        console.log(guide.apiName + " | " + guide.displayName);
    }
});

api.guide.start

Starts a specific guide. The method expects the api name of the guide as the “apiName” property of the second argument. For example, to start a guide with an apiName “foobar” the call would be:

iridize("api.guide.start",  {apiName : "foobar"});

This method also accepts an additional optional “force” property to the second argument. If this property is set to false, the API method will not force start the guide, as is its default behavior.

NOTE: The apiName of guides can be found and modified under that advanced tab of the Guide options page in the iridize dashboard.

NOTE: The force:false option must be set in order for end-user activation rules to apply for guides started using the API.

api.guide.stop

Stops a specific guide if an apiName is supplied, or all currently running guides if not .

To stop a specific guide if it is running, pass the api name of the guide as the apiName property of the second argument. For example, to stop a guide with an apiName “foobar” the call would be:

iridize("api.guide.stop",  {apiName : "foobar"});

To stop all currently running guides, simply don’t pass an apiName property, so the call would be:

iridize("api.guide.stop", {});

NOTE: The apiName of guides can be found and modified under that advanced tab of the Guide options page in the iridize dashboard.

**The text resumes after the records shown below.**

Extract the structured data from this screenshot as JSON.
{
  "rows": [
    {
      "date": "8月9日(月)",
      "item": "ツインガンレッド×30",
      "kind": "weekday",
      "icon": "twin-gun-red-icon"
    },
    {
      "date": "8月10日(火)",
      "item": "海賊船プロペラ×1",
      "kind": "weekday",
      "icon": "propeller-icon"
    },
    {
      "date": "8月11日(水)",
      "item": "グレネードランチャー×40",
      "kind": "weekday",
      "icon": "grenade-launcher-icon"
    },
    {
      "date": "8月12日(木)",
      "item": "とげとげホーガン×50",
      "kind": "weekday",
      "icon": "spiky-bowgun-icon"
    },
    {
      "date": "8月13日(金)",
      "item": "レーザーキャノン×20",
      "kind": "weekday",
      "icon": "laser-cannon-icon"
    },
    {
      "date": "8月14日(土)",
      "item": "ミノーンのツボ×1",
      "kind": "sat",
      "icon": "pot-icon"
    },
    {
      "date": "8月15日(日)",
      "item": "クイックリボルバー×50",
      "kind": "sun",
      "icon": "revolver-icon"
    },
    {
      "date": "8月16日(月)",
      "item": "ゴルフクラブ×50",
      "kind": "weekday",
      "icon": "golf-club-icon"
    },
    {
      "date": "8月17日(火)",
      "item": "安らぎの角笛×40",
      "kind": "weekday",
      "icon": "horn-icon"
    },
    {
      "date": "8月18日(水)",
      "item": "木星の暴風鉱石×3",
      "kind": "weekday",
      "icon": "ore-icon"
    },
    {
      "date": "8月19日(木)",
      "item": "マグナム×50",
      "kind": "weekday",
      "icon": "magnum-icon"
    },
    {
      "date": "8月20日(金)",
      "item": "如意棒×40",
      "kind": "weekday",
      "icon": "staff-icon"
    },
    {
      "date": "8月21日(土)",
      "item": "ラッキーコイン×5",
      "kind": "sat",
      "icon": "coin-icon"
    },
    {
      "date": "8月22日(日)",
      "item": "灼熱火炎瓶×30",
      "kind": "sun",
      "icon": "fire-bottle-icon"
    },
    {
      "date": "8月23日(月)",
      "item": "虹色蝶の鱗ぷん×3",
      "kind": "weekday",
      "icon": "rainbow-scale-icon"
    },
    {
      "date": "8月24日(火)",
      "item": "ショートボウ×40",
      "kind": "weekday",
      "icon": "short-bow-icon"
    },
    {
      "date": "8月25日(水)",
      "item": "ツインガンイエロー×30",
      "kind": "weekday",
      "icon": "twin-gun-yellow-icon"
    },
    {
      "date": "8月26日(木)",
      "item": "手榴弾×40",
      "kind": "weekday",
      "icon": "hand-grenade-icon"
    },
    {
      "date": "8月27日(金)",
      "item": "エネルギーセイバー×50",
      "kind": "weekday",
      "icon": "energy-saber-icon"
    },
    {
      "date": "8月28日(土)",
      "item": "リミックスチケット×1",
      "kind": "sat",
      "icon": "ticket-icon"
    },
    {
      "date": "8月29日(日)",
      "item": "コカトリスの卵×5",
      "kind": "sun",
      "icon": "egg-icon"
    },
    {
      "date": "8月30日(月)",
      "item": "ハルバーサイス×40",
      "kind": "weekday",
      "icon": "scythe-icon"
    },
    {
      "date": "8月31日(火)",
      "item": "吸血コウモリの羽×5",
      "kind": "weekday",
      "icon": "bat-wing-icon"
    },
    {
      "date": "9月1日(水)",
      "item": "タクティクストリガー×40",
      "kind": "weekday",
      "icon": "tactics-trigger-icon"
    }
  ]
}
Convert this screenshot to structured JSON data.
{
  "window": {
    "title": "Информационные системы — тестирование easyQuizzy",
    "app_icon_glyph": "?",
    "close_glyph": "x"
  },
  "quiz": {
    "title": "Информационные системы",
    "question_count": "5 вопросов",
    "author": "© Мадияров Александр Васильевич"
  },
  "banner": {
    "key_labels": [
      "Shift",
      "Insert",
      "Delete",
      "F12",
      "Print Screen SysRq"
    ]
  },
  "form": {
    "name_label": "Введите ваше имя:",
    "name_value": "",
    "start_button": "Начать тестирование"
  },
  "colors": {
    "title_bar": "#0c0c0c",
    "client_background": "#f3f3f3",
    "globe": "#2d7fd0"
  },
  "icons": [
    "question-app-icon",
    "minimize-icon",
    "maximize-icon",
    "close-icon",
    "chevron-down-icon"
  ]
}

Events:

api.guide.onStartGuide

The startGuide event is triggered every time the a guide is started. The callback is passed two properties – the apiName of the guide for which the event was triggered and a parameter indicating the type of guide activation. The main types of activation values of the runType variable are “autoload”,”startPanel” and ”apiStart”.

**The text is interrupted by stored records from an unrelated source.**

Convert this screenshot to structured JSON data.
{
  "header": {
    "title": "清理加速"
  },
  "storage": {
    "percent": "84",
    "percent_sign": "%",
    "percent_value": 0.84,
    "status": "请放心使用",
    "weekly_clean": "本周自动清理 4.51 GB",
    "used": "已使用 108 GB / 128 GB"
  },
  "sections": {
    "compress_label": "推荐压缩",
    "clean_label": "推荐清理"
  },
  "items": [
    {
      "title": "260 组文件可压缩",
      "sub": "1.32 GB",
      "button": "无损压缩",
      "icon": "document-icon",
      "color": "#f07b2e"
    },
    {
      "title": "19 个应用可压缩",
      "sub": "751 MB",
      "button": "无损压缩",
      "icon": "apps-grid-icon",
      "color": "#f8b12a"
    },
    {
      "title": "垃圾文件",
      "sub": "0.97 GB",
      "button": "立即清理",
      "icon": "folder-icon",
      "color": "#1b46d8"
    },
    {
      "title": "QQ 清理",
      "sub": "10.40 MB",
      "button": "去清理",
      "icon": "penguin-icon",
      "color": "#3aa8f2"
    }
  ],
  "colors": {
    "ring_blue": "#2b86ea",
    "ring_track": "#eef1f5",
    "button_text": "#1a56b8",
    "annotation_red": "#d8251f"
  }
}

For example, the following call would log every guide started to the browser console:

 

iridize("api.guide.onStartGuide",  {}, function(data)  {
    var apiName = data.apiName;
    var runType = data.runType;
    // print the guide’s api name and the activation type
    console.log(apiName + " | "+ runType);
});

 

api.guide.onStartStep

The startStep event is triggered every time the end user progresses along any guide. The callback is passed two properties – the apiName of the guide for which the event was triggered and the id of the step which the user have reached (this id is usually the step number in the guide).

For example, the following call would log every step started to the browser console:

iridize("api.guide.onStartStep",  {}, function(data)  {
    var apiName = data.apiName;
    var step = data.step;
    // print the guide’s api name and the id of the step reached
     console.log(apiName + " | "+ step);
});

api.guide.onStopGuide

The stopGuide event is triggered every time a guide is stopped, either by the user reaching the guide’s end, or due to the user clicking the close button (x) on the tip. The callback is passed the apiName of the guide which was stopped.

NOTE: data.userClosed will be true if the user has manually closed the guide. If ‘remind me later’ was clicked it will be false.

For example, the following call would log every guide when it is stopped:

iridize("api.guide.onStopGuide",  {}, function(data)  {
        var apiName = data.apiName;
    // print the api name of the guide that was stopped

      console.log(apiName);
    });